Attendants last month at a New York City art sale gasped after an anonymous buyer put up a baffling $450.3 million for Leonardo da Vinci’s “Salvator Mundi” — making it the most expensive painting ever sold at auction.
For weeks, the buyer’s identity remained unknown but on Wednesday, records uncovered by the New York Times finally revealed Bader bin Abdullah bin Mohammed bin Farhan al-Saud as the affluent art aficionado.
Bader, a Saudi Arabian prince from a remote branch of the royal family, coughed up the record-shattering sum for the centuries-old painting of Jesus Christ in order to hang it in the newly opened branch of the Louvre in Abu Dhabi. It is the mysterious prince’s first high-profile art purchase.
The hefty price tag raises questions over who’s targeted — and who’s spared — in the Saudi regime’s far-reaching corruption crackdown.
Dozens of Saudi elites and even some royal family members have been imprisoned at upscale hotels in the country for several weeks amid Saudi Crown Prince Mohammed bin Salman’s ostensible crusade against perceived self-enrichment in the conservative kingdom.
An employee poses with Leonardo da Vinci’s “Salvator Mundi” on display at Christie’s auction rooms in London.
But Bader has apparently been left alone, and some speculate it’s because he’s a close friend of Prince Mohammed.
Bader has spent large sums on several ritzy commodities in recent years, including half a billion dollars on a 440-foot yacht.

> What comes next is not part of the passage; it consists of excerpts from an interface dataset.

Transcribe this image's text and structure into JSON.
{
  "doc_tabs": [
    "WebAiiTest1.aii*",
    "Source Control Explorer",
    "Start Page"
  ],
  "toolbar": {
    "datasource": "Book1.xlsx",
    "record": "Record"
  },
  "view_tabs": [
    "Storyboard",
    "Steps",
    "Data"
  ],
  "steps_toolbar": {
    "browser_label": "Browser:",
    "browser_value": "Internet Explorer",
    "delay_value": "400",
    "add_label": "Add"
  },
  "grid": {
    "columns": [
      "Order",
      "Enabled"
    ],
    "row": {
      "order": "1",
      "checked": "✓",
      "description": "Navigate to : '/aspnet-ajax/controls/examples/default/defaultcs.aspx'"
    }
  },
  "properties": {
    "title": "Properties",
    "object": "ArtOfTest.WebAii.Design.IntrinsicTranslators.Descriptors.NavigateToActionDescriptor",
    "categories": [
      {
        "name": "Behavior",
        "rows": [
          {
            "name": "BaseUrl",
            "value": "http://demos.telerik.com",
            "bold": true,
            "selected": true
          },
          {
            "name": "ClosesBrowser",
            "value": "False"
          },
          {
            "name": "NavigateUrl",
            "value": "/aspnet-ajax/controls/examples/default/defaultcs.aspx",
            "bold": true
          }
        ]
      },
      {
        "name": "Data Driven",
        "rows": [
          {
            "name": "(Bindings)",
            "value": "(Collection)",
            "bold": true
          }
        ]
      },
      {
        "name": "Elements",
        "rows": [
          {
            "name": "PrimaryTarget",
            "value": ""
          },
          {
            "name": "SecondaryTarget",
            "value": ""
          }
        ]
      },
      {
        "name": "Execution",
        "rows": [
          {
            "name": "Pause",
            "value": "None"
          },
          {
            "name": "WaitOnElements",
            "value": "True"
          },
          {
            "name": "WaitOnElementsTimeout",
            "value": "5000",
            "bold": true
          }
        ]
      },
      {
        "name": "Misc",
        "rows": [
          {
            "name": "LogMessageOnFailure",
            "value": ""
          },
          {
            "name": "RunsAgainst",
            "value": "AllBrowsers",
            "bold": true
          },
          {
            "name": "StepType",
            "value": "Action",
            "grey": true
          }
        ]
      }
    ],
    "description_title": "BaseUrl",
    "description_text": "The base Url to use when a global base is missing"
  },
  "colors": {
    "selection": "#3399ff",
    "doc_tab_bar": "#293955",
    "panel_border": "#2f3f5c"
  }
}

Bader made the record-breaking offer for “Salvator Mundi” after 19 minutes of dueling with four other bidders at Christie’s auction house in Manhattan on Nov. 15.